Union County Mayor Jason Bailey spoke up in favor of the KUB Broadband proposal at the meeting, and the vote passed 8-0 with one council member abstaining.
Bailey said a number of his residents closest to Norris Lake do not have access to the internet, though he did not have exact data. Those residents may have access to satellite internet, but Bailey said those speeds are less than what dial-up offers may not be able to handle the demands of video calls or online learning.
All of those residents who have KUB electricity would be eligible for gigabit internet through the fiber broadband system KUB proposed. They said they plan to build off its existing fiber optic cables to distribute equally fast upload and download speeds.
"With broadband internet coming from them, it's going to be a game-changer for us," Bailey said. "We can literally connect every single resident in Union County with fiber internet, which again will be a game-changer for Union County."
At the beginning of the pandemic, Union County Schools students had to attend school via Zoom, logging in for lessons. The county distributed Chromebooks to every child, but Bailey said those were useless for students who did not have internet access at home.

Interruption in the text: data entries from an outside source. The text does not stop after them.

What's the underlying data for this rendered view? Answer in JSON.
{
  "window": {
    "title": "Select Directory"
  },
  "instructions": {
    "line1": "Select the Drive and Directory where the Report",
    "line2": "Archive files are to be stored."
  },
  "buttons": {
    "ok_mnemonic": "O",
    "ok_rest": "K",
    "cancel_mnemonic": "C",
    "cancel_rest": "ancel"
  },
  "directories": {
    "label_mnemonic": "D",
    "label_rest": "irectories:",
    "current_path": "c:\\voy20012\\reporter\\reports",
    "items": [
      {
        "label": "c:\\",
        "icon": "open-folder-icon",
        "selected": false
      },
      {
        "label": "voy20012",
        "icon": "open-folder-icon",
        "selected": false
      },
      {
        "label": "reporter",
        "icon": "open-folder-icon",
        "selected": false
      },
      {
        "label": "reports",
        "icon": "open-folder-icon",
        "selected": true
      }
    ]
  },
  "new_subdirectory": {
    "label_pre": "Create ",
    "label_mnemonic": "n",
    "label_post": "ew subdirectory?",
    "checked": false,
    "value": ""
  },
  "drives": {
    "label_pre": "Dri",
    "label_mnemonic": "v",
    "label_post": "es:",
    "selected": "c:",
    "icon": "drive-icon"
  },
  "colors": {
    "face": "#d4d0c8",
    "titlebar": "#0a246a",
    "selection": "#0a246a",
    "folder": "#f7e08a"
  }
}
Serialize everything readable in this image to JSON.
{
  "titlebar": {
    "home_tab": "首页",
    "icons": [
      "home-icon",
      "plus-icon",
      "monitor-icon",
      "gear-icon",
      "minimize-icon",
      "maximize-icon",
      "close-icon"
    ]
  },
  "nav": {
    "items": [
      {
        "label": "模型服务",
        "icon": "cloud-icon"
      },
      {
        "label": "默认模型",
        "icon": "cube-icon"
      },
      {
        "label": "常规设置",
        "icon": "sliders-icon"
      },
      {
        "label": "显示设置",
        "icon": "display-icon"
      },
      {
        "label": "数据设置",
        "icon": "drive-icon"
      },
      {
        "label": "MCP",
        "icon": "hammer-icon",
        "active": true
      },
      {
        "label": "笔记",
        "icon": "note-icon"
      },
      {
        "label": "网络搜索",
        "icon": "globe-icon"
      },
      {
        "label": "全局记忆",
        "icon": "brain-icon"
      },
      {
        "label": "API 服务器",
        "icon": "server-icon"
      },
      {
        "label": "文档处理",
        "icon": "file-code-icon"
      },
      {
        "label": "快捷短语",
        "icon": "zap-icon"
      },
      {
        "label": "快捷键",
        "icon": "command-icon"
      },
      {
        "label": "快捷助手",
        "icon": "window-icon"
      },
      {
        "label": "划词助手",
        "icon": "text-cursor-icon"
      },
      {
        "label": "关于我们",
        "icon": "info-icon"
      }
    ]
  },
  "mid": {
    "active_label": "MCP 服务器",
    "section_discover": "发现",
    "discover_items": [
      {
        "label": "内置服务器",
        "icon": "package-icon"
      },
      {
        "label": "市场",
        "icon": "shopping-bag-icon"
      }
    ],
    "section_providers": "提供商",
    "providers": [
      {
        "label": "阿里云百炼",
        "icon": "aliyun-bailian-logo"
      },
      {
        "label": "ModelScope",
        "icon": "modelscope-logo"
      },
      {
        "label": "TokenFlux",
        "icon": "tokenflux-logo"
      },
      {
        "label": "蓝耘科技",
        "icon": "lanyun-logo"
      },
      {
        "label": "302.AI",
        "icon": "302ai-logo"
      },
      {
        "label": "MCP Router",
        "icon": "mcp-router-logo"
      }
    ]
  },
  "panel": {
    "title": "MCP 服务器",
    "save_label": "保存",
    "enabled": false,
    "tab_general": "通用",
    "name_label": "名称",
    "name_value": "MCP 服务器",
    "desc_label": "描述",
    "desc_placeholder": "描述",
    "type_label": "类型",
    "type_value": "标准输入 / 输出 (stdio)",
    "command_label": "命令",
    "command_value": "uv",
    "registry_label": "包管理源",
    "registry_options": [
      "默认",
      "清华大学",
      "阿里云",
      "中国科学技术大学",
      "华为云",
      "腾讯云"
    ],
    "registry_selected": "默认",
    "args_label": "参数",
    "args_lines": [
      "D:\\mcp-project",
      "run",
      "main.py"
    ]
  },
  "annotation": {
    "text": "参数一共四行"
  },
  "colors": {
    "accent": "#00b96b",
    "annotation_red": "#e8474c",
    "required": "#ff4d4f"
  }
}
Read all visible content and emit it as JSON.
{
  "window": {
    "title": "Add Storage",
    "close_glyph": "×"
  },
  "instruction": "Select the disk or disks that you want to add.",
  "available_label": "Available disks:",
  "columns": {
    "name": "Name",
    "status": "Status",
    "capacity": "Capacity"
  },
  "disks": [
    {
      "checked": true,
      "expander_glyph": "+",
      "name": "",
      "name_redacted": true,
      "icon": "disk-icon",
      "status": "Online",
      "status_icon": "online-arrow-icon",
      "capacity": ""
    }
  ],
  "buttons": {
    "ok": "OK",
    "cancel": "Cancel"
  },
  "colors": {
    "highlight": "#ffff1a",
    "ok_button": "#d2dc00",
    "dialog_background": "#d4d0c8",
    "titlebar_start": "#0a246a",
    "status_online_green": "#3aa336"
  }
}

"It's hard for children to take a Chromebook home and learn from that if they don't have internet," Bailey said.
Union County is not the only place without internet access. A map provided by KUB shows the places where internet download speeds are less than 25 megabits-per-second and upload speeds are less than 3 megabits-per-second, according to the Federal Communications Commission.
KUB's plan includes a 3% rate increase per year over the next three years for all KUB customers, regardless of whether they choose to get internet through them.
Bailey said his constituents are okay with a rate hike.
"That's really not been a big concern here in the area," Bailey said. "When they really weigh the cost of what they would pay for internet access being satellite or whatever it may be in the rural areas, really the rate increase is not as much as they would pay for that."
KUB said their plan could take around 7 years to fully roll out.